It made its debut as an official Olympic sport at the 2000 Sydney Olympic Games. Since then it has also featured in Athens 2004 and will be one of the 26 sports in both the Beijing 2008 and the London 2012 Olympic Games.
Taekwondo is certainly not limited to those in superb physical condition. Anyone can take advantage of its benefits when learning proper techniques.
The Match, The Rules
Taekwondo is characterised by the use of powerful kicks. Using the legs allows athletes to have a greater reach and power to disable the opponent from a distance. In sparring, turning, front, back kicks are most often used.
The competition is fought on a ring which measures 10m x 10m.
The contestants wear a red or blue trunk protector (hogu) and head protector, a groin guard, forearm guards, shin guards, hand protectors, and a mouthpiece.
The duration of the contest is non-stop three rounds of two minutes each, with a one-minute rest period between rounds. In case of a draw after the completion of the 3rd round, a 4th round of two minutes will be conducted as the sudden death overtime round.
In the event of a tied score after the sudden death round, the judging officials decide the match based on the initiative shown during the final round.
Foot techniques are only allowed by using the parts of the foot below the ankle bone, no shin or knee techniques are permitted.
Contestants are only allowed to strike with a closed hand, and only with the leading part of the hand.
Full force attack by fist and foot techniques is permitted on the areas covered by the trunk protector.
Attacks to the head are only allowed by foot techniques. Attacking the back of the head is prohibited, as are all hand techniques to the head.
Points are awarded when permitted techniques deliver full force (Doesn't have to be full force. Accurate and powerful, yes, but a balance of the two). Points may be awarded by judges for a successful technique as follows:
· One point for foot or fist attack that strikes the trunk protector.
· Two points for a turning kick that strikes the trunk Protector.
· Three points for a foot technique to the head guard
· Four points for a turning kick to the head guard
Declared winner if the opponent is knocked out or counted out.
Two types of penalties may be assigned for prohibited acts, "kyong-go" (warning penalty) and "geom-jum" (deduction penalty). Two "kyong-go" deduct one point and a "geom-jum" deducts one full point.
"Kyong-go" penalties include: evading by turning the back to the opponent; falling down; avoiding/stalling the match; grabbing, holding, or pushing; attacking below the waist; pretending injury; butting or attacking with knee; hitting the opponent’s face with the hand.

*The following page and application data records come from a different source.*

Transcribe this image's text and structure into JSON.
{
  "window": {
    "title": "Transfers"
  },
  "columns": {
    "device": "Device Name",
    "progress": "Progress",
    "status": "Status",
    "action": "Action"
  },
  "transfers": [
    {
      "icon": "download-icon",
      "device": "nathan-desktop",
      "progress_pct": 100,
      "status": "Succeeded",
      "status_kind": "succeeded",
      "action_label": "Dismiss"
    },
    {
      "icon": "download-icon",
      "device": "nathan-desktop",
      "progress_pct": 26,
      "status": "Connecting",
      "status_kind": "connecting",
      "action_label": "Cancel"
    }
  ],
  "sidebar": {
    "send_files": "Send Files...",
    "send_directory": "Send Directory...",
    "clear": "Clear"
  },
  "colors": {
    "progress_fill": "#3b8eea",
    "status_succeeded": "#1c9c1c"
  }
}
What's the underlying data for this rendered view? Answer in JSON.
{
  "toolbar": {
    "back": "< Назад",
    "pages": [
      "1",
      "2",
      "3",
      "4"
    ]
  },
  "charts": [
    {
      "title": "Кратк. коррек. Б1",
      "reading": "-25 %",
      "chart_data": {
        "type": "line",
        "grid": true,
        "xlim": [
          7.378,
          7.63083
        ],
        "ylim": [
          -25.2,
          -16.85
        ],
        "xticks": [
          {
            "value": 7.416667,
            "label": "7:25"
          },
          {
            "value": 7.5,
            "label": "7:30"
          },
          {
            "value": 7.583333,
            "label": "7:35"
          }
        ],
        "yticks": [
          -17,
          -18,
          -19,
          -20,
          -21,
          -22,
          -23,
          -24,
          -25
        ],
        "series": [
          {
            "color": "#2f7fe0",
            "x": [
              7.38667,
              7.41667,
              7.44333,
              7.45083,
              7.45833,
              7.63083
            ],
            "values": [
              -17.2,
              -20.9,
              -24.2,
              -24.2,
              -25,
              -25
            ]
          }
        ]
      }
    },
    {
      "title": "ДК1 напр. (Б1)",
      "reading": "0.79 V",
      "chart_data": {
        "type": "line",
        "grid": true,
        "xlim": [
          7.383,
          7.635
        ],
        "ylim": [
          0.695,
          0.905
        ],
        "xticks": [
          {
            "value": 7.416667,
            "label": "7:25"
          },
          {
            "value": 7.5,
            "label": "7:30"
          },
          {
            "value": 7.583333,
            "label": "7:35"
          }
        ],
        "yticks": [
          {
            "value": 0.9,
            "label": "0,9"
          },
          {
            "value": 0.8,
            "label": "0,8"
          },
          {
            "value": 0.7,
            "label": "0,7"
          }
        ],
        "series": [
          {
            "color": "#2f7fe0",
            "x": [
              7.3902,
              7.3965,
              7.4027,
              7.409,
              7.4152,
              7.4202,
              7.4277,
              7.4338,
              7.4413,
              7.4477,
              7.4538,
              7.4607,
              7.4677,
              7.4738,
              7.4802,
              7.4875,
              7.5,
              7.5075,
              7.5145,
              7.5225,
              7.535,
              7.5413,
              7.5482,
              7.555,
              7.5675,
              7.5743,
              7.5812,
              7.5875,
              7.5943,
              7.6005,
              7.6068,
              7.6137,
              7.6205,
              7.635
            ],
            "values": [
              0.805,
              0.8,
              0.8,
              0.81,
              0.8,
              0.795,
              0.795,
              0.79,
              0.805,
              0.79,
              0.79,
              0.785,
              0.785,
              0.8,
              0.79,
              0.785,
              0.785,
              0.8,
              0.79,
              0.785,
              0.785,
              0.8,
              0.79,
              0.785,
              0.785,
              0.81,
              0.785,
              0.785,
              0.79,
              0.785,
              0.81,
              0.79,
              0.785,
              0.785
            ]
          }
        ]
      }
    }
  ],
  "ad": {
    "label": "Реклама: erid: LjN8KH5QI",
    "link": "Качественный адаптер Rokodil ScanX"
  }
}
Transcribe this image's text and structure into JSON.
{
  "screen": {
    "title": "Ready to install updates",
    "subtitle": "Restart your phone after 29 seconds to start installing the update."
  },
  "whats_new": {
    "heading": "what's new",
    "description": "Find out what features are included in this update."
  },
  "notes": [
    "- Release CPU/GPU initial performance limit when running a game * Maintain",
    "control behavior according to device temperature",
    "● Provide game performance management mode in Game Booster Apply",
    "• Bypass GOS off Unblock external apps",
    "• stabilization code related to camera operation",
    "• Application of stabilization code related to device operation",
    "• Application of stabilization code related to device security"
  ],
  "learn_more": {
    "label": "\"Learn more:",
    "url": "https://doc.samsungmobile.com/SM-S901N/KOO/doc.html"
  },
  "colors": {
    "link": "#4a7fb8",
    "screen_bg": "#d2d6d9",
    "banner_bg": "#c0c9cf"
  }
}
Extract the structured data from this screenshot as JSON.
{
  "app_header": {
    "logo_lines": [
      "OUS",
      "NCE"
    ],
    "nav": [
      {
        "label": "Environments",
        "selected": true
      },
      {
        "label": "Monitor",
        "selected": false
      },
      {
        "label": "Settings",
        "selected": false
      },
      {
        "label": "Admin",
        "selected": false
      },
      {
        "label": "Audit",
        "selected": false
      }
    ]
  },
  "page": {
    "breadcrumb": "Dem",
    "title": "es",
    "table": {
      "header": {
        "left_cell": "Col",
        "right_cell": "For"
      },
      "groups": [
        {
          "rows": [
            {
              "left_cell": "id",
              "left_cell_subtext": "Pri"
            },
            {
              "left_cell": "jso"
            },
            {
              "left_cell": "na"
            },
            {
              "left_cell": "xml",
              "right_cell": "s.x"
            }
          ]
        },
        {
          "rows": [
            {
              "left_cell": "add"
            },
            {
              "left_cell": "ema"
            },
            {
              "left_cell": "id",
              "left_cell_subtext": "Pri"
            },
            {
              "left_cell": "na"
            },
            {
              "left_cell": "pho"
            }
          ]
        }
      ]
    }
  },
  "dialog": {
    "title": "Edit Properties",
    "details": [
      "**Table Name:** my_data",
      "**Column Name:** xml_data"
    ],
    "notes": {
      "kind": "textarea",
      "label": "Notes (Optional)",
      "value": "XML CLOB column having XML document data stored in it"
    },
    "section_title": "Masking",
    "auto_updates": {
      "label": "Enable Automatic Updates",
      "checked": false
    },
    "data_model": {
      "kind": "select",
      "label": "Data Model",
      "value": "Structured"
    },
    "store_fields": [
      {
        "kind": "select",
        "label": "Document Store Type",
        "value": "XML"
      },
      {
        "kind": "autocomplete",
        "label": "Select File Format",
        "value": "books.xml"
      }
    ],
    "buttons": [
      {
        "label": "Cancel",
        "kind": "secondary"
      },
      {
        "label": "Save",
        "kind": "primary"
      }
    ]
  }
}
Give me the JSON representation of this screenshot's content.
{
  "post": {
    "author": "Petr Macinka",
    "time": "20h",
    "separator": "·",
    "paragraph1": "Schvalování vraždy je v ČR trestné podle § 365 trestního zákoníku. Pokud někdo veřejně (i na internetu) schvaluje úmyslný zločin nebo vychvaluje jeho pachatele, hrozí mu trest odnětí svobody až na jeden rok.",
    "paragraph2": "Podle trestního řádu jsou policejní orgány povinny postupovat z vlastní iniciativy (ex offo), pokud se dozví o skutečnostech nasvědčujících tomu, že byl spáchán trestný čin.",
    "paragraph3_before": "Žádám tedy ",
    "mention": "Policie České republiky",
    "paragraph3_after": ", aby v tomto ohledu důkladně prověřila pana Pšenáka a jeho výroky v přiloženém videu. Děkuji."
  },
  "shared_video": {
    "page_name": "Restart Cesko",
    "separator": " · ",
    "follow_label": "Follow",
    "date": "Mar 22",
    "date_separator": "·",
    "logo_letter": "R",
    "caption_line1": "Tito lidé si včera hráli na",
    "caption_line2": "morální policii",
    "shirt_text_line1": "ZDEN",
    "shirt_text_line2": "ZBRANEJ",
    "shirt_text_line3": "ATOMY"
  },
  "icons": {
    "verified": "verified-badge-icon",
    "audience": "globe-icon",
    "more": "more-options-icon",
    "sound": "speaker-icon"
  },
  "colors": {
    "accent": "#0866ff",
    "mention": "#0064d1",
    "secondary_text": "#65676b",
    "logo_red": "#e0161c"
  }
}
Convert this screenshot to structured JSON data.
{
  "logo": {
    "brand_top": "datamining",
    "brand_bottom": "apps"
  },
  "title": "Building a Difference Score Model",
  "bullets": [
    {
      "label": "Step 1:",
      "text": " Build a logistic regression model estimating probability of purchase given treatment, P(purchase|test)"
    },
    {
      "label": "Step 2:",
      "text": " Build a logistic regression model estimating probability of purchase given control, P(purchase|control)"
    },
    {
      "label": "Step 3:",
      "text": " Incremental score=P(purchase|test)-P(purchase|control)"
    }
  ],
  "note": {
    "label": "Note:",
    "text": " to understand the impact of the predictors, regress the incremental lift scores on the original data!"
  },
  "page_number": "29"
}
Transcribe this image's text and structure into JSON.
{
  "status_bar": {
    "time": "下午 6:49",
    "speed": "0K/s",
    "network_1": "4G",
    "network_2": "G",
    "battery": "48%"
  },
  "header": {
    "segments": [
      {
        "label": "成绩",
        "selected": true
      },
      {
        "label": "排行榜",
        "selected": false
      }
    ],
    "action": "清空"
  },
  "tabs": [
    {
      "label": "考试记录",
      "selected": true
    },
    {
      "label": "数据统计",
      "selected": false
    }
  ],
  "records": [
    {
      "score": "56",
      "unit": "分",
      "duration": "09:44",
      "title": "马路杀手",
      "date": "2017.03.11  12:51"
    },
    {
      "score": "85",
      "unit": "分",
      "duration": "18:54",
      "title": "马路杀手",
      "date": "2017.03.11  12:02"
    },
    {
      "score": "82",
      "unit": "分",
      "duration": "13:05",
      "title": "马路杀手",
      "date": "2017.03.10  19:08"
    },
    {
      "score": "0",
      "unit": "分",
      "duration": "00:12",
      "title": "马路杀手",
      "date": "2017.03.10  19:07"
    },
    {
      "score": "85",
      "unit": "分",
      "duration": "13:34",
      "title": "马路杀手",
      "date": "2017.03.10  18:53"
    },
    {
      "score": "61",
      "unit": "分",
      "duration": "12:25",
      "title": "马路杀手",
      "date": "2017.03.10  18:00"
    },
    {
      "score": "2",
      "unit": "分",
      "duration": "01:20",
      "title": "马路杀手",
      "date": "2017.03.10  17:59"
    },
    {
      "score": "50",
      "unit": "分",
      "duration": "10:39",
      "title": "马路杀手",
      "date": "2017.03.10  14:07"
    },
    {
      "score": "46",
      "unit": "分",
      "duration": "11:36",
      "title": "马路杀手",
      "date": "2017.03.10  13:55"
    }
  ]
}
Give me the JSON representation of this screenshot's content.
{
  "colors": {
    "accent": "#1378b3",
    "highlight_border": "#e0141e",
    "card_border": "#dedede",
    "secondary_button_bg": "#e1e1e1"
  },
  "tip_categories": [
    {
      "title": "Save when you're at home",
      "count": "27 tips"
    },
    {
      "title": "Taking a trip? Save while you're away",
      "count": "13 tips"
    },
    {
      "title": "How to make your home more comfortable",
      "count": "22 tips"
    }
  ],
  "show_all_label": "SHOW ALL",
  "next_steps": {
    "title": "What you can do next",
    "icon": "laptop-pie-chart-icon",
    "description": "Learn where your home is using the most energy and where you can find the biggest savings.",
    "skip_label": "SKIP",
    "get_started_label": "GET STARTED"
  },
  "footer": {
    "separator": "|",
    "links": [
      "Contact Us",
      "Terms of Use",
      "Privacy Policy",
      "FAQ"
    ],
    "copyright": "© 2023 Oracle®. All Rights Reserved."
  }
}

"Geom-jum" penalties include: attacking the opponent when the round has stopped; attacking a fallen opponent; intentionally attacking the opponent’s face with the hand.
Although only sparring is contested in the Olympics, breaking, poomsae and self-defense are also key parts of the martial art of taekwondo and contested frequently in other competitions.